Records contained in a dataset
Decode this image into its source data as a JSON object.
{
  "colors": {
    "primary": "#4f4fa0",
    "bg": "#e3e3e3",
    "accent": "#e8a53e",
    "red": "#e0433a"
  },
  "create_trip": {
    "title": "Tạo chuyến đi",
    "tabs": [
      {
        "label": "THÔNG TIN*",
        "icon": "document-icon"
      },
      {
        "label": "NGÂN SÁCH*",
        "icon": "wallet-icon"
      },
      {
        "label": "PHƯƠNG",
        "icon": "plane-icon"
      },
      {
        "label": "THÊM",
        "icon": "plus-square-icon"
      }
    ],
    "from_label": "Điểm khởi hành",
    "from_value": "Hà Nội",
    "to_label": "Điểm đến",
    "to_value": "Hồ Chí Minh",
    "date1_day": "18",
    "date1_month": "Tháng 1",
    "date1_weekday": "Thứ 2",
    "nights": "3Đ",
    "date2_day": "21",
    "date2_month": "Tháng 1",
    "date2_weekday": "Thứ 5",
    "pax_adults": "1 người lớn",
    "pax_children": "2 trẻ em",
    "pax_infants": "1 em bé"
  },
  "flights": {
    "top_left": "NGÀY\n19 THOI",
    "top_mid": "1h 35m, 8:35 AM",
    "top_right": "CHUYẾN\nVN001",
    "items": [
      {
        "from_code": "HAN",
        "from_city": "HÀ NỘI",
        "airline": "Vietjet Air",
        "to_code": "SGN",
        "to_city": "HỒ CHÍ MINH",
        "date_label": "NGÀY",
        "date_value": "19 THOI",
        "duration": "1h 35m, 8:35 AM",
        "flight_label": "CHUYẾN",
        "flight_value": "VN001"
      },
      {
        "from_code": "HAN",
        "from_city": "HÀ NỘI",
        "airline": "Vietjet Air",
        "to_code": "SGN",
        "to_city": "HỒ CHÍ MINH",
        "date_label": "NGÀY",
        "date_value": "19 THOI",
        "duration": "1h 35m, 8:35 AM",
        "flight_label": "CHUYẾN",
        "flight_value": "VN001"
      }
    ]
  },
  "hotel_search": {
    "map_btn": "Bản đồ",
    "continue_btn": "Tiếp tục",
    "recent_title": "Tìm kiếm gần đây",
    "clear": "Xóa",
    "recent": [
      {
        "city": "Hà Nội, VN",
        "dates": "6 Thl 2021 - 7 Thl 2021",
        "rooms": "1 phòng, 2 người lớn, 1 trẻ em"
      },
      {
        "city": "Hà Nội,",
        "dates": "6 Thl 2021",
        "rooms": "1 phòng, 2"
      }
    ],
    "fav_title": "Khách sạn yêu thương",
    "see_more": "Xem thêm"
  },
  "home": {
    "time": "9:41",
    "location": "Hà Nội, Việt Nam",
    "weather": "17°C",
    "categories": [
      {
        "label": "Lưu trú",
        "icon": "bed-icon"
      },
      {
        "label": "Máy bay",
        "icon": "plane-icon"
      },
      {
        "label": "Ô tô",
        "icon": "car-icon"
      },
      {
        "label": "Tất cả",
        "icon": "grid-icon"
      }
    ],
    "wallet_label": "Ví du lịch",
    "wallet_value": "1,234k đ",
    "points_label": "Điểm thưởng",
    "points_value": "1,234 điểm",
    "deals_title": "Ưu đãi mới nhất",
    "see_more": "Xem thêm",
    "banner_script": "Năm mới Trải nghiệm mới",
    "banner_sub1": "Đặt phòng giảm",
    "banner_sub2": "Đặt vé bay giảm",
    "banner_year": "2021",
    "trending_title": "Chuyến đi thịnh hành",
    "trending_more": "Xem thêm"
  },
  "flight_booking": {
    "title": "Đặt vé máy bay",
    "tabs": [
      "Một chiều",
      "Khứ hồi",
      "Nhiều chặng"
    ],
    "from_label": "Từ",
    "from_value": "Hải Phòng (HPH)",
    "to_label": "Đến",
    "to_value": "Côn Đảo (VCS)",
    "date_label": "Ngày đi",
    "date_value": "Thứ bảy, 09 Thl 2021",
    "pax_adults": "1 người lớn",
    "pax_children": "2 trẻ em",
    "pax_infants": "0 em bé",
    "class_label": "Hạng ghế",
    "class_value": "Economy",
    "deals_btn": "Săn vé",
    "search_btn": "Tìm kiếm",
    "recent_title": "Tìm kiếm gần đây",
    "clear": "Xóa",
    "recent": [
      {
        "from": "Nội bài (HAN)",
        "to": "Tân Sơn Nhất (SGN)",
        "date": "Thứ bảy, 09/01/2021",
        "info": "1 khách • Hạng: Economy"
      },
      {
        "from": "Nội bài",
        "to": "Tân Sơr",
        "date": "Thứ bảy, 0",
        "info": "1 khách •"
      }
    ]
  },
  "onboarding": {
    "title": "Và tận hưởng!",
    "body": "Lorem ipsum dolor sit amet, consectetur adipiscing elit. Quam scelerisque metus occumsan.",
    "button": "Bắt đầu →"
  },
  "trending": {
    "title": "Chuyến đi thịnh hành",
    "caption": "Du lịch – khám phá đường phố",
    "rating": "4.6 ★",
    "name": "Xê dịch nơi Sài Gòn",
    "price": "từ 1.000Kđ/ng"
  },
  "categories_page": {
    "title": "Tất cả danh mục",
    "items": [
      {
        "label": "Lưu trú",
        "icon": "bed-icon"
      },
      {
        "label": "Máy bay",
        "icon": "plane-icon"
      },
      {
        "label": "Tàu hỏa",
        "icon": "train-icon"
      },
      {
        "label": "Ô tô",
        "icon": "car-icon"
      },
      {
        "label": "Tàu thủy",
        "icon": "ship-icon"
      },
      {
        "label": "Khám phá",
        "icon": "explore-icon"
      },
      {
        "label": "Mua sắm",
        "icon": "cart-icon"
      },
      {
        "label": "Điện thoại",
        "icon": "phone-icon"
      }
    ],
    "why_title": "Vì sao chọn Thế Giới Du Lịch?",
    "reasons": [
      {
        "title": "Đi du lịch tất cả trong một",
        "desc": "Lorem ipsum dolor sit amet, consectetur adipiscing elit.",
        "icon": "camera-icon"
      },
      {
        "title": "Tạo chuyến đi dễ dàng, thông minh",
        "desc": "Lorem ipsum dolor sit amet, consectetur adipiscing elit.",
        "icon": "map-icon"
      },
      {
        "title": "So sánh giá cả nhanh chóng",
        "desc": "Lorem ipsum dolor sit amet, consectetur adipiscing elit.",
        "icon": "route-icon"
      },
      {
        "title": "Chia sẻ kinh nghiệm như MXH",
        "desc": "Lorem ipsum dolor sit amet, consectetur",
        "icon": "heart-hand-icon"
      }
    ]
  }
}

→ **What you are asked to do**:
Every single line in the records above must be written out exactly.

→ **Response to this task**:
Decode this image into its source data as a JSON object.
{
  "colors": {
    "primary": "#4f4fa0",
    "bg": "#e3e3e3",
    "accent": "#e8a53e",
    "red": "#e0433a"
  },
  "create_trip": {
    "title": "Tạo chuyến đi",
    "tabs": [
      {
        "label": "THÔNG TIN*",
        "icon": "document-icon"
      },
      {
        "label": "NGÂN SÁCH*",
        "icon": "wallet-icon"
      },
      {
        "label": "PHƯƠNG",
        "icon": "plane-icon"
      },
      {
        "label": "THÊM",
        "icon": "plus-square-icon"
      }
    ],
    "from_label": "Điểm khởi hành",
    "from_value": "Hà Nội",
    "to_label": "Điểm đến",
    "to_value": "Hồ Chí Minh",
    "date1_day": "18",
    "date1_month": "Tháng 1",
    "date1_weekday": "Thứ 2",
    "nights": "3Đ",
    "date2_day": "21",
    "date2_month": "Tháng 1",
    "date2_weekday": "Thứ 5",
    "pax_adults": "1 người lớn",
    "pax_children": "2 trẻ em",
    "pax_infants": "1 em bé"
  },
  "flights": {
    "top_left": "NGÀY\n19 THOI",
    "top_mid": "1h 35m, 8:35 AM",
    "top_right": "CHUYẾN\nVN001",
    "items": [
      {
        "from_code": "HAN",
        "from_city": "HÀ NỘI",
        "airline": "Vietjet Air",
        "to_code": "SGN",
        "to_city": "HỒ CHÍ MINH",
        "date_label": "NGÀY",
        "date_value": "19 THOI",
        "duration": "1h 35m, 8:35 AM",
        "flight_label": "CHUYẾN",
        "flight_value": "VN001"
      },
      {
        "from_code": "HAN",
        "from_city": "HÀ NỘI",
        "airline": "Vietjet Air",
        "to_code": "SGN",
        "to_city": "HỒ CHÍ MINH",
        "date_label": "NGÀY",
        "date_value": "19 THOI",
        "duration": "1h 35m, 8:35 AM",
        "flight_label": "CHUYẾN",
        "flight_value": "VN001"
      }
    ]
  },
  "hotel_search": {
    "map_btn": "Bản đồ",
    "continue_btn": "Tiếp tục",
    "recent_title": "Tìm kiếm gần đây",
    "clear": "Xóa",
    "recent": [
      {
        "city": "Hà Nội, VN",
        "dates": "6 Thl 2021 - 7 Thl 2021",
        "rooms": "1 phòng, 2 người lớn, 1 trẻ em"
      },
      {
        "city": "Hà Nội,",
        "dates": "6 Thl 2021",
        "rooms": "1 phòng, 2"
      }
    ],
    "fav_title": "Khách sạn yêu thương",
    "see_more": "Xem thêm"
  },
  "home": {
    "time": "9:41",
    "location": "Hà Nội, Việt Nam",
    "weather": "17°C",
    "categories": [
      {
        "label": "Lưu trú",
        "icon": "bed-icon"
      },
      {
        "label": "Máy bay",
        "icon": "plane-icon"
      },
      {
        "label": "Ô tô",
        "icon": "car-icon"
      },
      {
        "label": "Tất cả",
        "icon": "grid-icon"
      }
    ],
    "wallet_label": "Ví du lịch",
    "wallet_value": "1,234k đ",
    "points_label": "Điểm thưởng",
    "points_value": "1,234 điểm",
    "deals_title": "Ưu đãi mới nhất",
    "see_more": "Xem thêm",
    "banner_script": "Năm mới Trải nghiệm mới",
    "banner_sub1": "Đặt phòng giảm",
    "banner_sub2": "Đặt vé bay giảm",
    "banner_year": "2021",
    "trending_title": "Chuyến đi thịnh hành",
    "trending_more": "Xem thêm"
  },
  "flight_booking": {
    "title": "Đặt vé máy bay",
    "tabs": [
      "Một chiều",
      "Khứ hồi",
      "Nhiều chặng"
    ],
    "from_label": "Từ",
    "from_value": "Hải Phòng (HPH)",
    "to_label": "Đến",
    "to_value": "Côn Đảo (VCS)",
    "date_label": "Ngày đi",
    "date_value": "Thứ bảy, 09 Thl 2021",
    "pax_adults": "1 người lớn",
    "pax_children": "2 trẻ em",
    "pax_infants": "0 em bé",
    "class_label": "Hạng ghế",
    "class_value": "Economy",
    "deals_btn": "Săn vé",
    "search_btn": "Tìm kiếm",
    "recent_title": "Tìm kiếm gần đây",
    "clear": "Xóa",
    "recent": [
      {
        "from": "Nội bài (HAN)",
        "to": "Tân Sơn Nhất (SGN)",
        "date": "Thứ bảy, 09/01/2021",
        "info": "1 khách • Hạng: Economy"
      },
      {
        "from": "Nội bài",
        "to": "Tân Sơr",
        "date": "Thứ bảy, 0",
        "info": "1 khách •"
      }
    ]
  },
  "onboarding": {
    "title": "Và tận hưởng!",
    "body": "Lorem ipsum dolor sit amet, consectetur adipiscing elit. Quam scelerisque metus occumsan.",
    "button": "Bắt đầu →"
  },
  "trending": {
    "title": "Chuyến đi thịnh hành",
    "caption": "Du lịch – khám phá đường phố",
    "rating": "4.6 ★",
    "name": "Xê dịch nơi Sài Gòn",
    "price": "từ 1.000Kđ/ng"
  },
  "categories_page": {
    "title": "Tất cả danh mục",
    "items": [
      {
        "label": "Lưu trú",
        "icon": "bed-icon"
      },
      {
        "label": "Máy bay",
        "icon": "plane-icon"
      },
      {
        "label": "Tàu hỏa",
        "icon": "train-icon"
      },
      {
        "label": "Ô tô",
        "icon": "car-icon"
      },
      {
        "label": "Tàu thủy",
        "icon": "ship-icon"
      },
      {
        "label": "Khám phá",
        "icon": "explore-icon"
      },
      {
        "label": "Mua sắm",
        "icon": "cart-icon"
      },
      {
        "label": "Điện thoại",
        "icon": "phone-icon"
      }
    ],
    "why_title": "Vì sao chọn Thế Giới Du Lịch?",
    "reasons": [
      {
        "title": "Đi du lịch tất cả trong một",
        "desc": "Lorem ipsum dolor sit amet, consectetur adipiscing elit.",
        "icon": "camera-icon"
      },
      {
        "title": "Tạo chuyến đi dễ dàng, thông minh",
        "desc": "Lorem ipsum dolor sit amet, consectetur adipiscing elit.",
        "icon": "map-icon"
      },
      {
        "title": "So sánh giá cả nhanh chóng",
        "desc": "Lorem ipsum dolor sit amet, consectetur adipiscing elit.",
        "icon": "route-icon"
      },
      {
        "title": "Chia sẻ kinh nghiệm như MXH",
        "desc": "Lorem ipsum dolor sit amet, consectetur",
        "icon": "heart-hand-icon"
      }
    ]
  }
}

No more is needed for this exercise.